# Pseudocode¶

Pseudocode is essentially generic code. When we want to specify a particular algorithm to humans, but don’t want to get bogged down in the details of a particular programming language, we write pseudocode. Pseudocode is made up and often slightly different from person to person - there is no “official” pseudocode - but the idea is always the same: express the program with commands that could easily be turned into working code in any appropriate language via simple translation. As much as possible, each line of pseudocode should correspond to on line of what would exist in real code.

Thus, something like:

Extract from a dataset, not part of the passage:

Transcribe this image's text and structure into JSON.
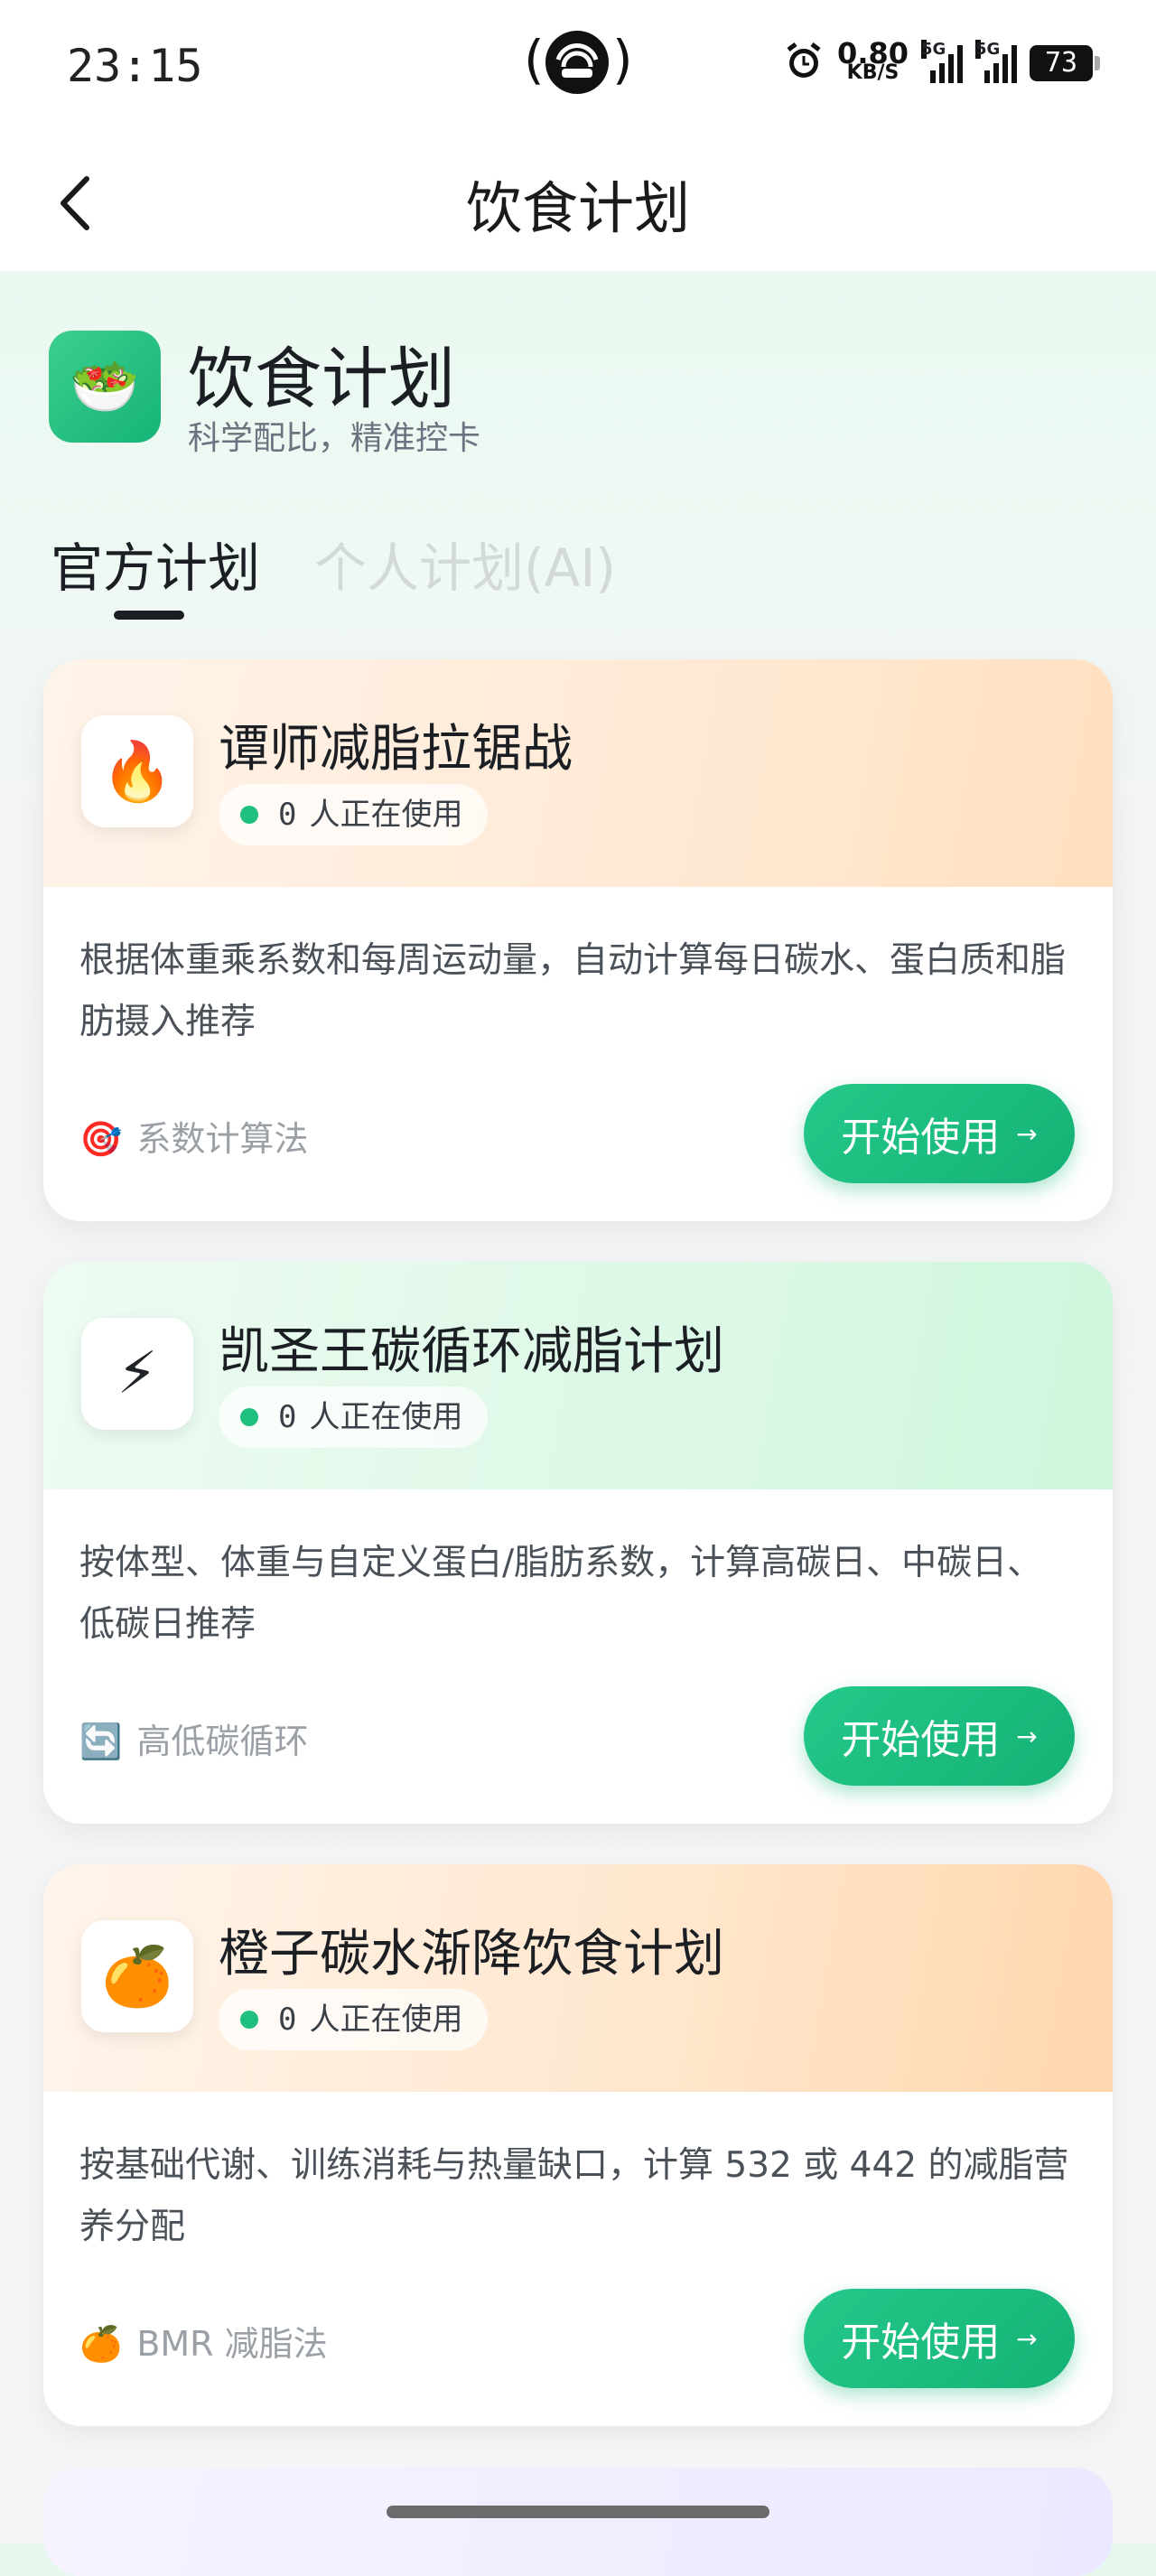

Get the users test and work grades. Tell the user they passed if their overall average is 60% or above.


Would be bad pseudocode - it does not clearly explain what it means to get the average. Turning that into working code would require some problem solving, not just translation. Even the parts that do seem clear are not broken up into the kinds of statements a program uses.

The example shown below would be much more appropriate. The first tab shows pseudocode, the other two show that code translated into real programming languages. Don’t worry too much about the details of the C++ or Python code, just how they closely correspond to pseudocode. There are difference between each language and pseudocode, but they are relatively minor (at least if you know the languages involved).

1   print "Enter test average:"
3   print "Enter work average:"
7       print "You passed"

1   print "Enter test average:"
2   testGrade = int(input("Enter test average:"))
3   print "Enter work average:"
4   workGrade = int(input("Enter work average:"))
7       print "You passed"

1   cout << "Enter test average:" << endl;
3   cout << "Enter work average:" << endl;
6   if (overallGrade >= 60) {
7       cout << "You passed" << endl;
}


As you read on in this chapter, instead of worrying about any particular real language, we will use pseudocode to express ideas in code.